## EXERCISE
Reproduce every record below exactly as written, leaving out any pictures.

Items from an interface collection:
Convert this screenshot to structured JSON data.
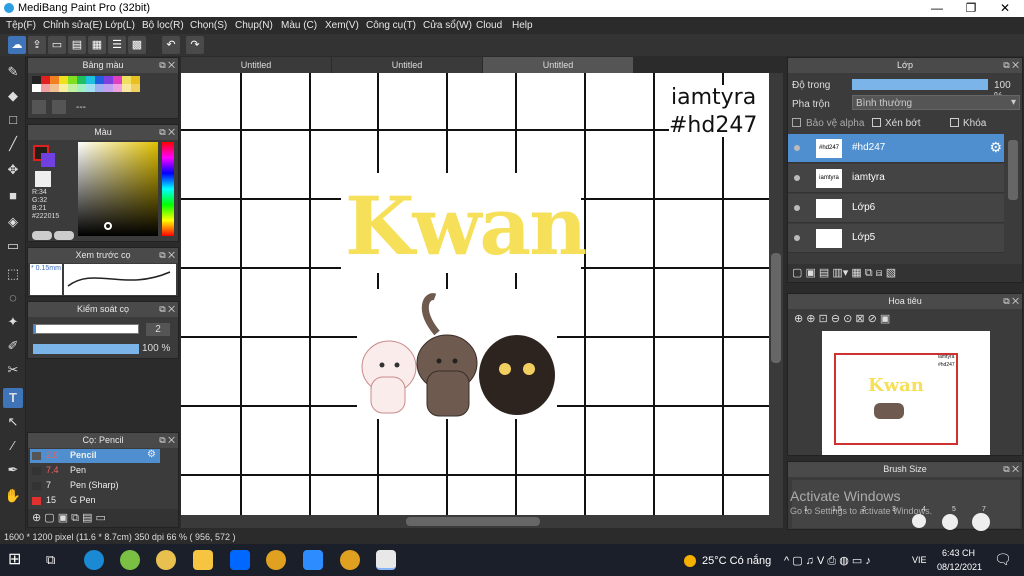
{
  "app": {
    "title": "MediBang Paint Pro (32bit)"
  },
  "window_controls": {
    "minimize": "—",
    "maximize": "❐",
    "close": "✕"
  },
  "menu": [
    "Tệp(F)",
    "Chỉnh sửa(E)",
    "Lớp(L)",
    "Bộ lọc(R)",
    "Chọn(S)",
    "Chụp(N)",
    "Màu (C)",
    "Xem(V)",
    "Công cụ(T)",
    "Cửa sổ(W)",
    "Cloud",
    "Help"
  ],
  "tabs": [
    "Untitled",
    "Untitled",
    "Untitled"
  ],
  "panels": {
    "palette": {
      "title": "Bảng màu",
      "value": "---"
    },
    "color": {
      "title": "Màu",
      "r": "R:34",
      "g": "G:32",
      "b": "B:21",
      "hex": "#222015"
    },
    "preview": {
      "title": "Xem trước cọ",
      "size": "0.15mm"
    },
    "control": {
      "title": "Kiểm soát cọ",
      "size": "2",
      "opacity": "100 %"
    },
    "brushes": {
      "title": "Cọ: Pencil",
      "items": [
        {
          "size": "2.0",
          "name": "Pencil",
          "color": "#555555"
        },
        {
          "size": "7.4",
          "name": "Pen",
          "color": "#333333"
        },
        {
          "size": "7",
          "name": "Pen (Sharp)",
          "color": "#333333"
        },
        {
          "size": "15",
          "name": "G Pen",
          "color": "#e03030"
        }
      ]
    },
    "layer": {
      "title": "Lớp",
      "opacity_label": "Độ trong",
      "opacity_value": "100 %",
      "blend_label": "Pha trộn",
      "blend_value": "Bình thường",
      "protect_alpha": "Bảo vệ alpha",
      "clipping": "Xén bớt",
      "lock": "Khóa",
      "layers": [
        {
          "name": "#hd247",
          "thumb": "#hd247"
        },
        {
          "name": "iamtyra",
          "thumb": "iamtyra"
        },
        {
          "name": "Lớp6",
          "thumb": ""
        },
        {
          "name": "Lớp5",
          "thumb": ""
        }
      ]
    },
    "navigator": {
      "title": "Hoa tiêu"
    },
    "brushsize": {
      "title": "Brush Size",
      "sizes": [
        "1",
        "1.5",
        "2",
        "3",
        "4",
        "5",
        "7"
      ]
    }
  },
  "canvas": {
    "text1": "iamtyra",
    "text2": "#hd247",
    "art_text": "Kwan",
    "nav_text1": "iamtyra",
    "nav_text2": "#hd247",
    "nav_art": "Kwan"
  },
  "status": {
    "text": "1600 * 1200 pixel   (11.6 * 8.7cm)   350 dpi   66 %   ( 956, 572 )"
  },
  "watermark": {
    "line1": "Activate Windows",
    "line2": "Go to Settings to activate Windows."
  },
  "taskbar": {
    "weather": "25°C  Có nắng",
    "lang": "VIE",
    "time": "6:43 CH",
    "date": "08/12/2021"
  },
  "colors": {
    "accent": "#4f8fd0",
    "panel": "#3b3b3b",
    "art_yellow": "#f6e05a"
  }
}
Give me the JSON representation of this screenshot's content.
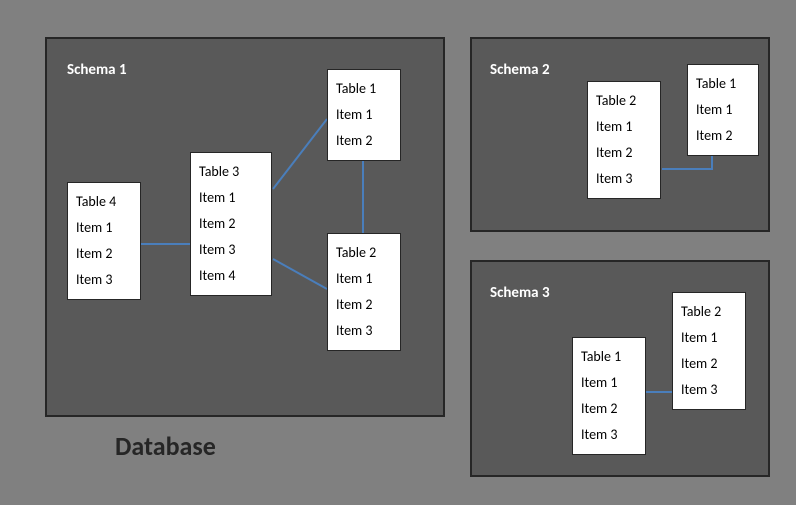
{
  "database_label": "Database",
  "schemas": [
    {
      "title": "Schema 1",
      "tables": [
        {
          "name": "Table 4",
          "items": [
            "Item 1",
            "Item 2",
            "Item 3"
          ]
        },
        {
          "name": "Table 3",
          "items": [
            "Item 1",
            "Item 2",
            "Item 3",
            "Item 4"
          ]
        },
        {
          "name": "Table 1",
          "items": [
            "Item 1",
            "Item 2"
          ]
        },
        {
          "name": "Table 2",
          "items": [
            "Item 1",
            "Item 2",
            "Item 3"
          ]
        }
      ]
    },
    {
      "title": "Schema 2",
      "tables": [
        {
          "name": "Table 2",
          "items": [
            "Item 1",
            "Item 2",
            "Item 3"
          ]
        },
        {
          "name": "Table 1",
          "items": [
            "Item 1",
            "Item 2"
          ]
        }
      ]
    },
    {
      "title": "Schema 3",
      "tables": [
        {
          "name": "Table 1",
          "items": [
            "Item 1",
            "Item 2",
            "Item 3"
          ]
        },
        {
          "name": "Table 2",
          "items": [
            "Item 1",
            "Item 2",
            "Item 3"
          ]
        }
      ]
    }
  ]
}
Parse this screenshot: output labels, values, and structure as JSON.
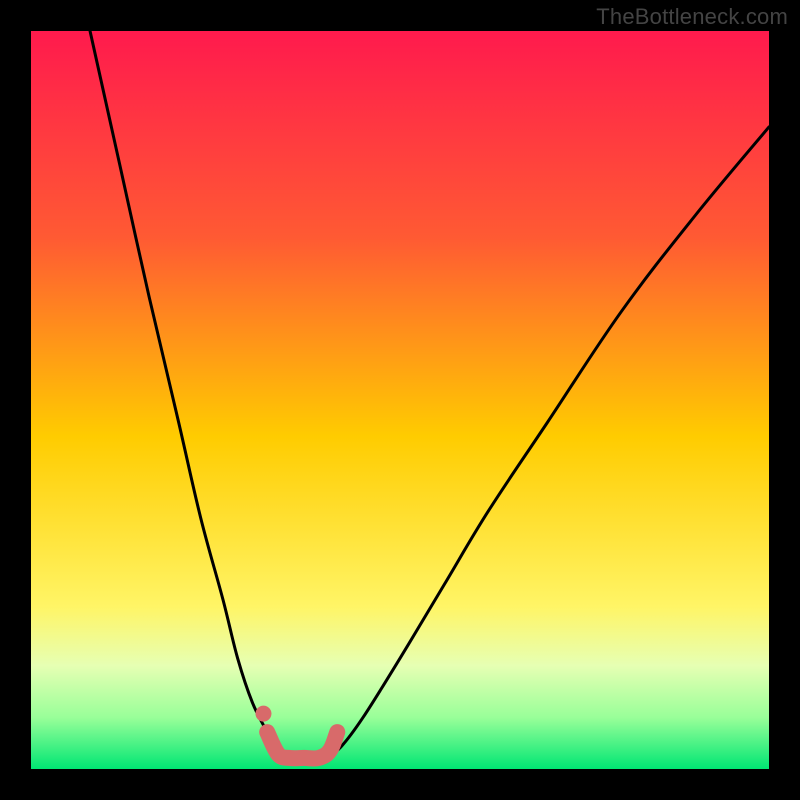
{
  "credit": "TheBottleneck.com",
  "chart_data": {
    "type": "line",
    "title": "",
    "xlabel": "",
    "ylabel": "",
    "ylim": [
      0,
      100
    ],
    "xlim": [
      0,
      100
    ],
    "gradient_stops": [
      {
        "offset": 0,
        "color": "#ff1a4d"
      },
      {
        "offset": 28,
        "color": "#ff5a33"
      },
      {
        "offset": 55,
        "color": "#ffcc00"
      },
      {
        "offset": 78,
        "color": "#fff566"
      },
      {
        "offset": 86,
        "color": "#e6ffb3"
      },
      {
        "offset": 93,
        "color": "#99ff99"
      },
      {
        "offset": 100,
        "color": "#00e673"
      }
    ],
    "series": [
      {
        "name": "left-curve",
        "x": [
          8,
          12,
          16,
          20,
          23,
          26,
          28,
          30,
          32,
          33,
          34,
          35
        ],
        "values": [
          100,
          82,
          64,
          47,
          34,
          23,
          15,
          9,
          5,
          3,
          2,
          1.5
        ]
      },
      {
        "name": "right-curve",
        "x": [
          40,
          42,
          45,
          50,
          56,
          62,
          70,
          80,
          90,
          100
        ],
        "values": [
          1.5,
          3,
          7,
          15,
          25,
          35,
          47,
          62,
          75,
          87
        ]
      }
    ],
    "well_markers": {
      "color": "#d86a6a",
      "points_x": [
        32,
        33.5,
        35,
        37,
        39,
        40.5,
        41.5
      ],
      "points_y": [
        5,
        2,
        1.5,
        1.5,
        1.5,
        2.5,
        5
      ]
    }
  }
}
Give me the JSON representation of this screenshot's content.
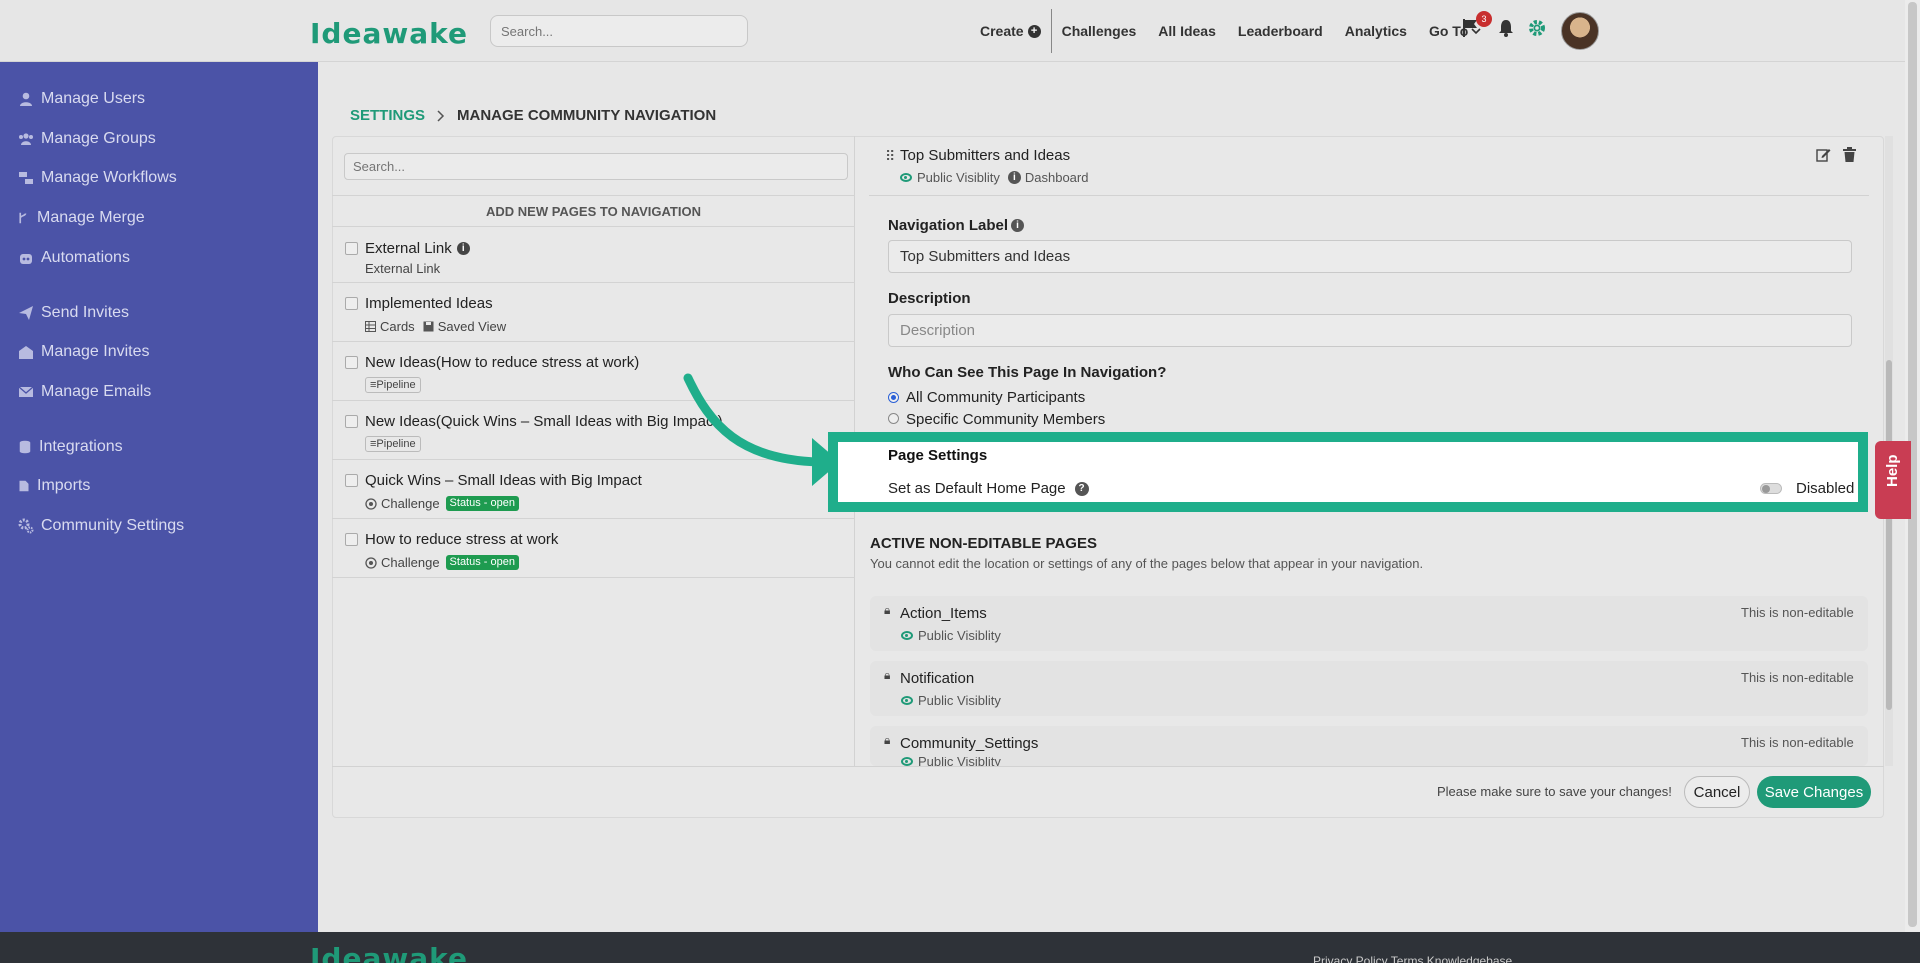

## COMPLETED EXERCISE
Convert this screenshot to structured JSON data.
{
  "app": {
    "title": "MediBang Paint Pro (32bit)"
  },
  "window_controls": {
    "minimize": "—",
    "maximize": "❐",
    "close": "✕"
  },
  "menu": [
    "Tệp(F)",
    "Chỉnh sửa(E)",
    "Lớp(L)",
    "Bộ lọc(R)",
    "Chọn(S)",
    "Chụp(N)",
    "Màu (C)",
    "Xem(V)",
    "Công cụ(T)",
    "Cửa sổ(W)",
    "Cloud",
    "Help"
  ],
  "tabs": [
    "Untitled",
    "Untitled",
    "Untitled"
  ],
  "panels": {
    "palette": {
      "title": "Bảng màu",
      "value": "---"
    },
    "color": {
      "title": "Màu",
      "r": "R:34",
      "g": "G:32",
      "b": "B:21",
      "hex": "#222015"
    },
    "preview": {
      "title": "Xem trước cọ",
      "size": "0.15mm"
    },
    "control": {
      "title": "Kiểm soát cọ",
      "size": "2",
      "opacity": "100 %"
    },
    "brushes": {
      "title": "Cọ: Pencil",
      "items": [
        {
          "size": "2.0",
          "name": "Pencil",
          "color": "#555555"
        },
        {
          "size": "7.4",
          "name": "Pen",
          "color": "#333333"
        },
        {
          "size": "7",
          "name": "Pen (Sharp)",
          "color": "#333333"
        },
        {
          "size": "15",
          "name": "G Pen",
          "color": "#e03030"
        }
      ]
    },
    "layer": {
      "title": "Lớp",
      "opacity_label": "Độ trong",
      "opacity_value": "100 %",
      "blend_label": "Pha trộn",
      "blend_value": "Bình thường",
      "protect_alpha": "Bảo vệ alpha",
      "clipping": "Xén bớt",
      "lock": "Khóa",
      "layers": [
        {
          "name": "#hd247",
          "thumb": "#hd247"
        },
        {
          "name": "iamtyra",
          "thumb": "iamtyra"
        },
        {
          "name": "Lớp6",
          "thumb": ""
        },
        {
          "name": "Lớp5",
          "thumb": ""
        }
      ]
    },
    "navigator": {
      "title": "Hoa tiêu"
    },
    "brushsize": {
      "title": "Brush Size",
      "sizes": [
        "1",
        "1.5",
        "2",
        "3",
        "4",
        "5",
        "7"
      ]
    }
  },
  "canvas": {
    "text1": "iamtyra",
    "text2": "#hd247",
    "art_text": "Kwan",
    "nav_text1": "iamtyra",
    "nav_text2": "#hd247",
    "nav_art": "Kwan"
  },
  "status": {
    "text": "1600 * 1200 pixel   (11.6 * 8.7cm)   350 dpi   66 %   ( 956, 572 )"
  },
  "watermark": {
    "line1": "Activate Windows",
    "line2": "Go to Settings to activate Windows."
  },
  "taskbar": {
    "weather": "25°C  Có nắng",
    "lang": "VIE",
    "time": "6:43 CH",
    "date": "08/12/2021"
  },
  "colors": {
    "accent": "#4f8fd0",
    "panel": "#3b3b3b",
    "art_yellow": "#f6e05a"
  }
}
Give me the JSON representation of this screenshot's content.
{
  "database_label": "Database",
  "schemas": [
    {
      "title": "Schema 1",
      "tables": [
        {
          "name": "Table 4",
          "items": [
            "Item 1",
            "Item 2",
            "Item 3"
          ]
        },
        {
          "name": "Table 3",
          "items": [
            "Item 1",
            "Item 2",
            "Item 3",
            "Item 4"
          ]
        },
        {
          "name": "Table 1",
          "items": [
            "Item 1",
            "Item 2"
          ]
        },
        {
          "name": "Table 2",
          "items": [
            "Item 1",
            "Item 2",
            "Item 3"
          ]
        }
      ]
    },
    {
      "title": "Schema 2",
      "tables": [
        {
          "name": "Table 2",
          "items": [
            "Item 1",
            "Item 2",
            "Item 3"
          ]
        },
        {
          "name": "Table 1",
          "items": [
            "Item 1",
            "Item 2"
          ]
        }
      ]
    },
    {
      "title": "Schema 3",
      "tables": [
        {
          "name": "Table 1",
          "items": [
            "Item 1",
            "Item 2",
            "Item 3"
          ]
        },
        {
          "name": "Table 2",
          "items": [
            "Item 1",
            "Item 2",
            "Item 3"
          ]
        }
      ]
    }
  ]
}
Parse this screenshot: output labels, values, and structure as JSON.
{
  "credit": "TheBottleneck.com",
  "chart_data": {
    "type": "line",
    "title": "",
    "xlabel": "",
    "ylabel": "",
    "ylim": [
      0,
      100
    ],
    "xlim": [
      0,
      100
    ],
    "gradient_stops": [
      {
        "offset": 0,
        "color": "#ff1a4d"
      },
      {
        "offset": 28,
        "color": "#ff5a33"
      },
      {
        "offset": 55,
        "color": "#ffcc00"
      },
      {
        "offset": 78,
        "color": "#fff566"
      },
      {
        "offset": 86,
        "color": "#e6ffb3"
      },
      {
        "offset": 93,
        "color": "#99ff99"
      },
      {
        "offset": 100,
        "color": "#00e673"
      }
    ],
    "series": [
      {
        "name": "left-curve",
        "x": [
          8,
          12,
          16,
          20,
          23,
          26,
          28,
          30,
          32,
          33,
          34,
          35
        ],
        "values": [
          100,
          82,
          64,
          47,
          34,
          23,
          15,
          9,
          5,
          3,
          2,
          1.5
        ]
      },
      {
        "name": "right-curve",
        "x": [
          40,
          42,
          45,
          50,
          56,
          62,
          70,
          80,
          90,
          100
        ],
        "values": [
          1.5,
          3,
          7,
          15,
          25,
          35,
          47,
          62,
          75,
          87
        ]
      }
    ],
    "well_markers": {
      "color": "#d86a6a",
      "points_x": [
        32,
        33.5,
        35,
        37,
        39,
        40.5,
        41.5
      ],
      "points_y": [
        5,
        2,
        1.5,
        1.5,
        1.5,
        2.5,
        5
      ]
    }
  }
}
Give me the JSON representation of this screenshot's content.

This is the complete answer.